SHAPIRO: By the way, if you go on the Sesame Street web site, it talks about when bringing up child, make sure that you use gender neutral language. Make sure that you give your boys dolls and make sure that you give your girls fire trucks.
BLACKWELL: That is setting up a problem. Just this year, a high school in Virginia named a guy who was openly gay as prom queen and so sometimes fiction does inform reality. And as we layout in our book, there’s a direct assault on this country’s moral foundation. That’s a problem…What really concerns me is that if you look at any big government regime, any totalitarian regime, they attack two basic intermediary institutions, the family and the church. That’s what is happening in our culture right now and it sets up an appetite for governmental largesse, government becomes the family.
Gay people are more prevalent in Hollywood, and schools are now increasingly focusing on policies that protect gay students from taunting and bullying. All of this is part of a larger evolution towards a more tolerant society — one that is increasingly accepting of differences whether they be sexual, religious, or cultural. People like Shapiro and Blackwell, meanwhile, are trying to preserve an America that, due to the civil rights movements of the past decades, no longer exists and seem surprised when those changes are reflected on television.
AFA’s Bryan Fischer Predicts Gays Will Commit ‘Genocide’ Against Christian Servicemembers | Via JoeMyGod, Bryan Fischer — the man supported by Newt Gingrich and almost every other GOP presidential contender — says: “You’re gonna have the homosexual lobby committing one hate crime after another against servicemembers, especially officers who have deeply held religious convictions about the acceptability of homosexual behavior…This is going to be a pogrom, virtual genocide, military genocide, career genocide”:

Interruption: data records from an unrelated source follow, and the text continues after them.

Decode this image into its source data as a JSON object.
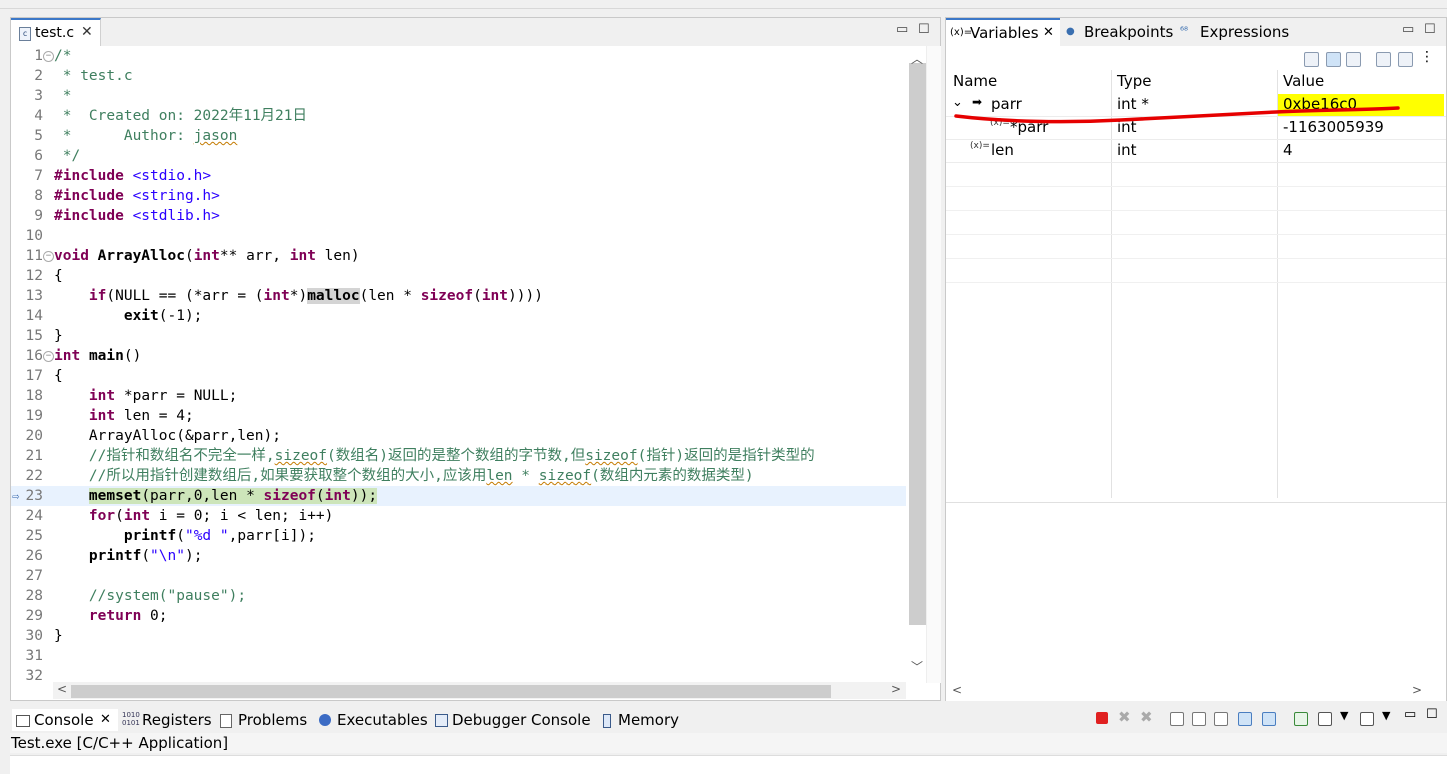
{
  "editor": {
    "tab_label": "test.c",
    "tab_close": "✕",
    "lines": [
      {
        "n": "1",
        "html": "<span class=\"cm\">/*</span>"
      },
      {
        "n": "2",
        "html": "<span class=\"cm\"> * test.c</span>"
      },
      {
        "n": "3",
        "html": "<span class=\"cm\"> *</span>"
      },
      {
        "n": "4",
        "html": "<span class=\"cm\"> *  Created on: 2022年11月21日</span>"
      },
      {
        "n": "5",
        "html": "<span class=\"cm\"> *      Author: <span class=\"squig\">jason</span></span>"
      },
      {
        "n": "6",
        "html": "<span class=\"cm\"> */</span>"
      },
      {
        "n": "7",
        "html": "<span class=\"kw\">#include</span> <span class=\"st\">&lt;stdio.h&gt;</span>"
      },
      {
        "n": "8",
        "html": "<span class=\"kw\">#include</span> <span class=\"st\">&lt;string.h&gt;</span>"
      },
      {
        "n": "9",
        "html": "<span class=\"kw\">#include</span> <span class=\"st\">&lt;stdlib.h&gt;</span>"
      },
      {
        "n": "10",
        "html": ""
      },
      {
        "n": "11",
        "html": "<span class=\"kw\">void</span> <span class=\"fnb\">ArrayAlloc</span>(<span class=\"kw\">int</span>** arr, <span class=\"kw\">int</span> len)"
      },
      {
        "n": "12",
        "html": "{"
      },
      {
        "n": "13",
        "html": "    <span class=\"kw\">if</span>(NULL == (*arr = (<span class=\"kw\">int</span>*)<span class=\"fnb hl-mal\">malloc</span>(len * <span class=\"kw\">sizeof</span>(<span class=\"kw\">int</span>))))"
      },
      {
        "n": "14",
        "html": "        <span class=\"fnb\">exit</span>(-1);"
      },
      {
        "n": "15",
        "html": "}"
      },
      {
        "n": "16",
        "html": "<span class=\"kw\">int</span> <span class=\"fnb\">main</span>()"
      },
      {
        "n": "17",
        "html": "{"
      },
      {
        "n": "18",
        "html": "    <span class=\"kw\">int</span> *parr = NULL;"
      },
      {
        "n": "19",
        "html": "    <span class=\"kw\">int</span> len = 4;"
      },
      {
        "n": "20",
        "html": "    ArrayAlloc(&amp;parr,len);"
      },
      {
        "n": "21",
        "html": "    <span class=\"cm\">//指针和数组名不完全一样,<span class=\"squig\">sizeof</span>(数组名)返回的是整个数组的字节数,但<span class=\"squig\">sizeof</span>(指针)返回的是指针类型的</span>"
      },
      {
        "n": "22",
        "html": "    <span class=\"cm\">//所以用指针创建数组后,如果要获取整个数组的大小,应该用<span class=\"squig\">len</span> * <span class=\"squig\">sizeof</span>(数组内元素的数据类型)</span>"
      },
      {
        "n": "23",
        "html": "    <span class=\"hl-mem\"><span class=\"fnb\">memset</span>(parr,0,len * <span class=\"kw\">sizeof</span>(<span class=\"kw\">int</span>));</span>",
        "current": true
      },
      {
        "n": "24",
        "html": "    <span class=\"kw\">for</span>(<span class=\"kw\">int</span> i = 0; i &lt; len; i++)"
      },
      {
        "n": "25",
        "html": "        <span class=\"fnb\">printf</span>(<span class=\"st\">\"%d \"</span>,parr[i]);"
      },
      {
        "n": "26",
        "html": "    <span class=\"fnb\">printf</span>(<span class=\"st\">\"\\n\"</span>);"
      },
      {
        "n": "27",
        "html": ""
      },
      {
        "n": "28",
        "html": "    <span class=\"cm\">//system(\"pause\");</span>"
      },
      {
        "n": "29",
        "html": "    <span class=\"kw\">return</span> 0;"
      },
      {
        "n": "30",
        "html": "}"
      },
      {
        "n": "31",
        "html": ""
      },
      {
        "n": "32",
        "html": ""
      }
    ]
  },
  "variables_view": {
    "tabs": [
      {
        "icon": "(x)=",
        "label": "Variables",
        "close": "✕"
      },
      {
        "icon": "●",
        "label": "Breakpoints"
      },
      {
        "icon": "⁶⁸",
        "label": "Expressions"
      }
    ],
    "columns": {
      "name": "Name",
      "type": "Type",
      "value": "Value"
    },
    "rows": [
      {
        "expander": "⌄",
        "icon": "➡",
        "name": "parr",
        "type": "int *",
        "value": "0xbe16c0",
        "highlight": true
      },
      {
        "icon": "(x)=",
        "name": "*parr",
        "type": "int",
        "value": "-1163005939"
      },
      {
        "icon": "(x)=",
        "name": "len",
        "type": "int",
        "value": "4"
      }
    ]
  },
  "console_view": {
    "tabs": [
      {
        "label": "Console",
        "close": "✕"
      },
      {
        "label": "Registers"
      },
      {
        "label": "Problems"
      },
      {
        "label": "Executables"
      },
      {
        "label": "Debugger Console"
      },
      {
        "label": "Memory"
      }
    ],
    "process_label": "Test.exe [C/C++ Application]"
  }
}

Welcome to The Morning Pride, ThinkProgress LGBT’s 8:45 AM round-up of the latest in LGBT policy, politics, and some culture too! Here’s what we’re reading this morning, but let us know what you’re checking out too.
- According to Public Policy Polling, Minnesotans are “dead even” on amending the Minnesota Constitution to ban same-sex marriage, with 47 percent opposed to the discriminatory amendment and 46 percent supporting. The numbers were similarly split (46-45) over whether same-sex couples should be allowed to marry.

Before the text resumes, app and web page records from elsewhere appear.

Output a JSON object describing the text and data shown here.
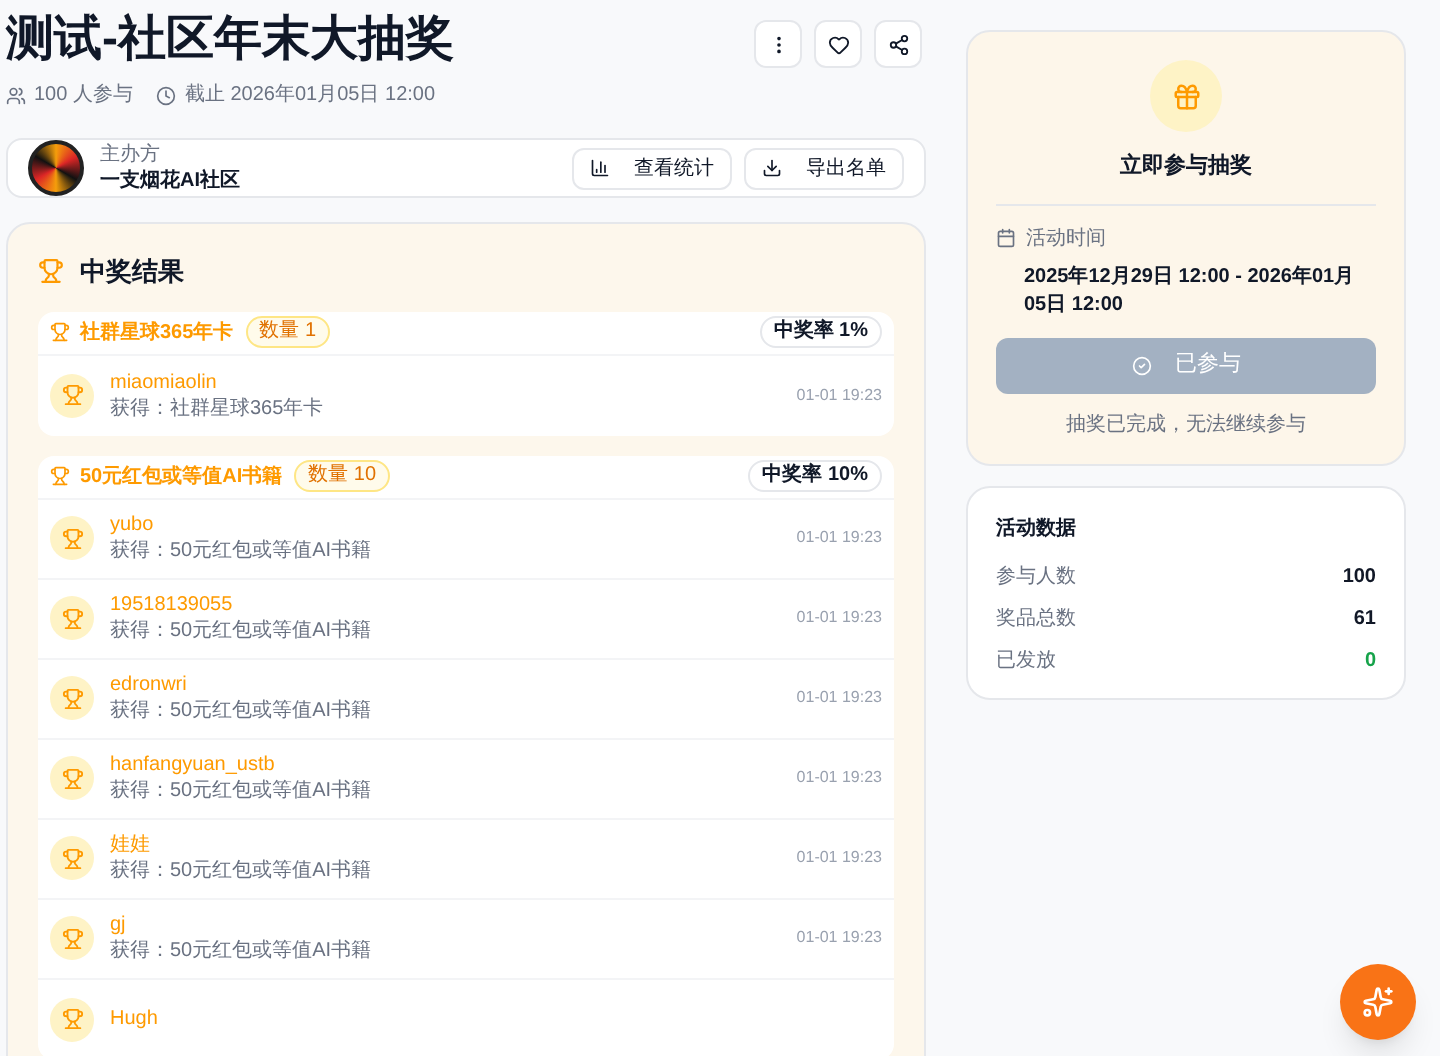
{
  "title": "测试-社区年末大抽奖",
  "meta": {
    "participants": "100 人参与",
    "deadline": "截止 2026年01月05日 12:00"
  },
  "organizer": {
    "label": "主办方",
    "name": "一支烟花AI社区",
    "buttons": [
      "查看统计",
      "导出名单"
    ]
  },
  "results": {
    "title": "中奖结果",
    "groups": [
      {
        "name": "社群星球365年卡",
        "count": "数量 1",
        "rate": "中奖率 1%",
        "winners": [
          {
            "name": "miaomiaolin",
            "prize": "获得：社群星球365年卡",
            "time": "01-01 19:23"
          }
        ]
      },
      {
        "name": "50元红包或等值AI书籍",
        "count": "数量 10",
        "rate": "中奖率 10%",
        "winners": [
          {
            "name": "yubo",
            "prize": "获得：50元红包或等值AI书籍",
            "time": "01-01 19:23"
          },
          {
            "name": "19518139055",
            "prize": "获得：50元红包或等值AI书籍",
            "time": "01-01 19:23"
          },
          {
            "name": "edronwri",
            "prize": "获得：50元红包或等值AI书籍",
            "time": "01-01 19:23"
          },
          {
            "name": "hanfangyuan_ustb",
            "prize": "获得：50元红包或等值AI书籍",
            "time": "01-01 19:23"
          },
          {
            "name": "娃娃",
            "prize": "获得：50元红包或等值AI书籍",
            "time": "01-01 19:23"
          },
          {
            "name": "gj",
            "prize": "获得：50元红包或等值AI书籍",
            "time": "01-01 19:23"
          },
          {
            "name": "Hugh"
          }
        ]
      }
    ]
  },
  "join": {
    "title": "立即参与抽奖",
    "time_label": "活动时间",
    "time": "2025年12月29日 12:00 - 2026年01月05日 12:00",
    "button": {
      "label": "已参与",
      "disabled": true
    },
    "note": "抽奖已完成，无法继续参与"
  },
  "stats": {
    "title": "活动数据",
    "items": [
      {
        "label": "参与人数",
        "value": "100",
        "color": "#111827"
      },
      {
        "label": "奖品总数",
        "value": "61",
        "color": "#111827"
      },
      {
        "label": "已发放",
        "value": "0",
        "color": "#16a34a"
      }
    ]
  }
}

- Meanwhile, the National Organization for Marriage has now partnered with the Minnesota Family Council, the organization that claimed gays and lesbians are more likely to engage in bestiality and consume human excrement. Now there’s a “defense of traditional marriage” you don’t hear coming from national groups very often.
- The marriage battle is also underway in North Carolina, where an amendment isn’t on the ballot yet, but the legislature is considering one. Change.org is hosting a petition to tell NC business leaders like Bank of America, Hanesbrands, Krispy Kreme Doughnuts, and Lowe’s to voice their opposition now and help keep the measure from ever making it to the ballot.

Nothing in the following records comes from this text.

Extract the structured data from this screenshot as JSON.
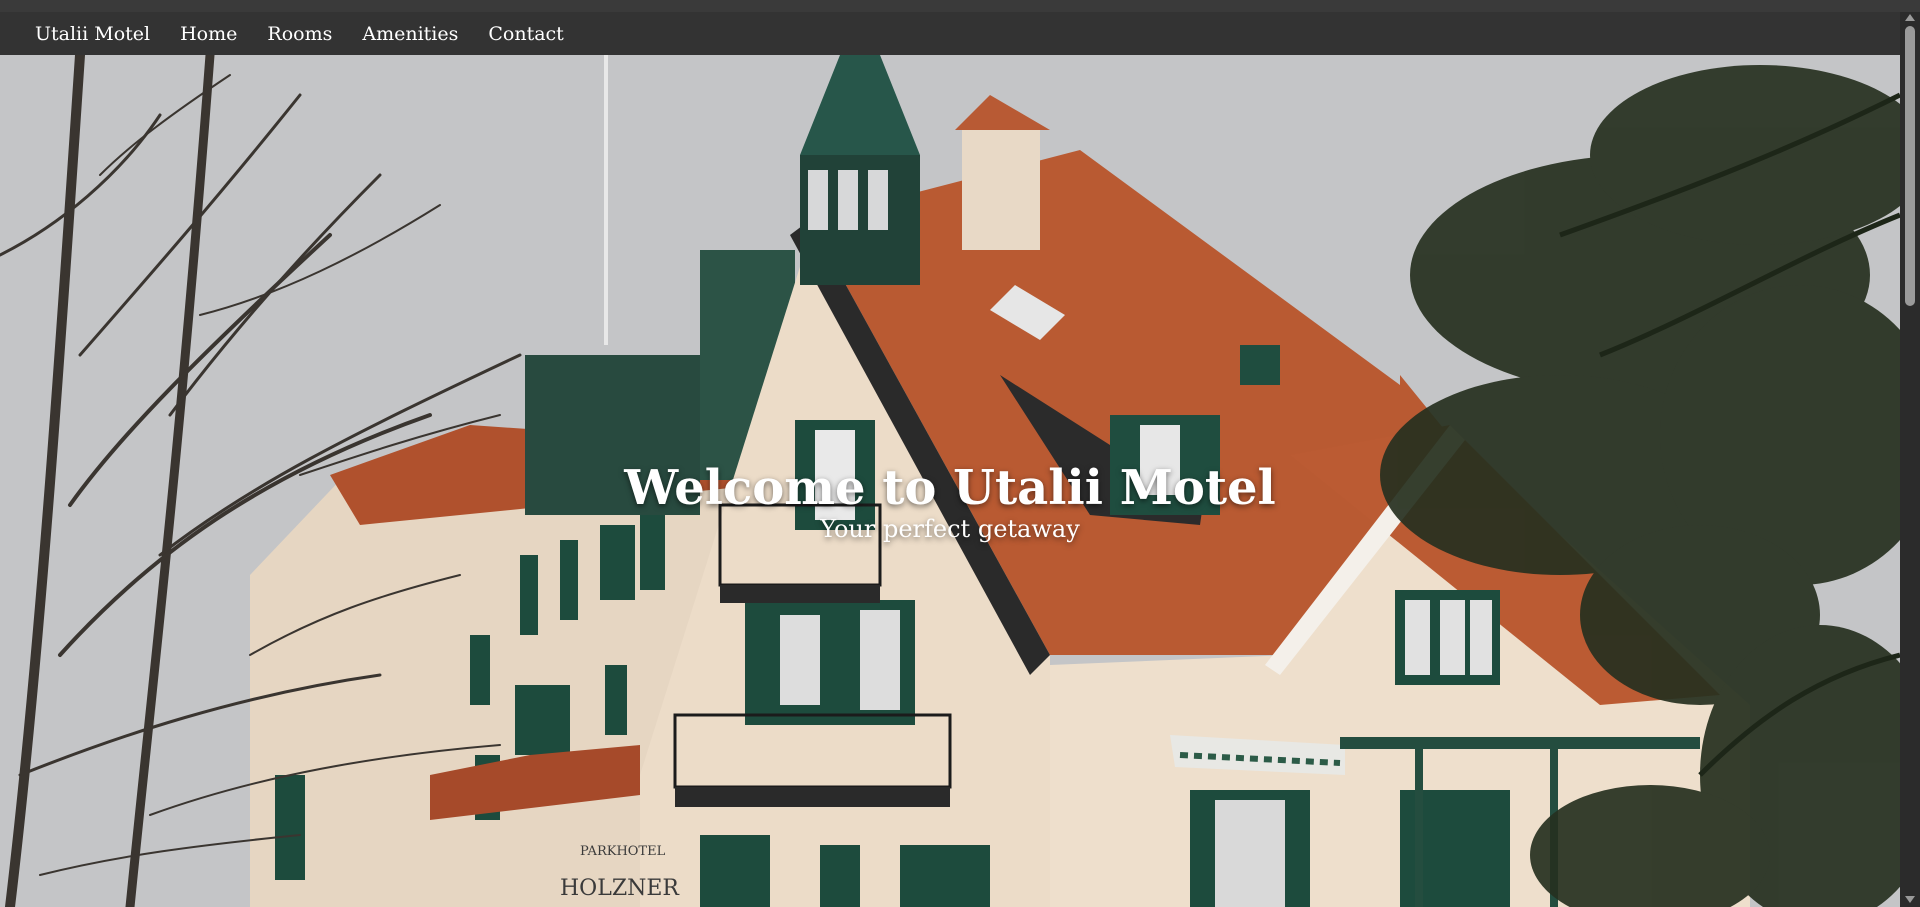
{
  "nav": {
    "brand": "Utalii Motel",
    "items": [
      {
        "label": "Home"
      },
      {
        "label": "Rooms"
      },
      {
        "label": "Amenities"
      },
      {
        "label": "Contact"
      }
    ]
  },
  "hero": {
    "title": "Welcome to Utalii Motel",
    "subtitle": "Your perfect getaway",
    "image": "hotel-building-photo",
    "sign_line1": "PARKHOTEL",
    "sign_line2": "HOLZNER"
  },
  "colors": {
    "navbar": "#333333",
    "nav_text": "#ffffff",
    "roof": "#b8532c",
    "wall": "#e8d8c4",
    "shutters": "#1f4f3f"
  },
  "icons": {
    "scroll_up": "chevron-up-icon",
    "scroll_down": "chevron-down-icon"
  }
}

- Speaking of state-level marriage issues, did you know that there are 19 states who allow you to marry your first cousin? That’s compared to the six (plus DC) who allow two unrelated adults of the same-sex. What exactly is “traditional marriage” anyway?
- In non-marriage news, an interesting case is underway in which a San Francisco gay softball team is being sued by three bisexual men who were excluded from the team for not being gay enough. A U.S. District Judge has said the suit can proceed.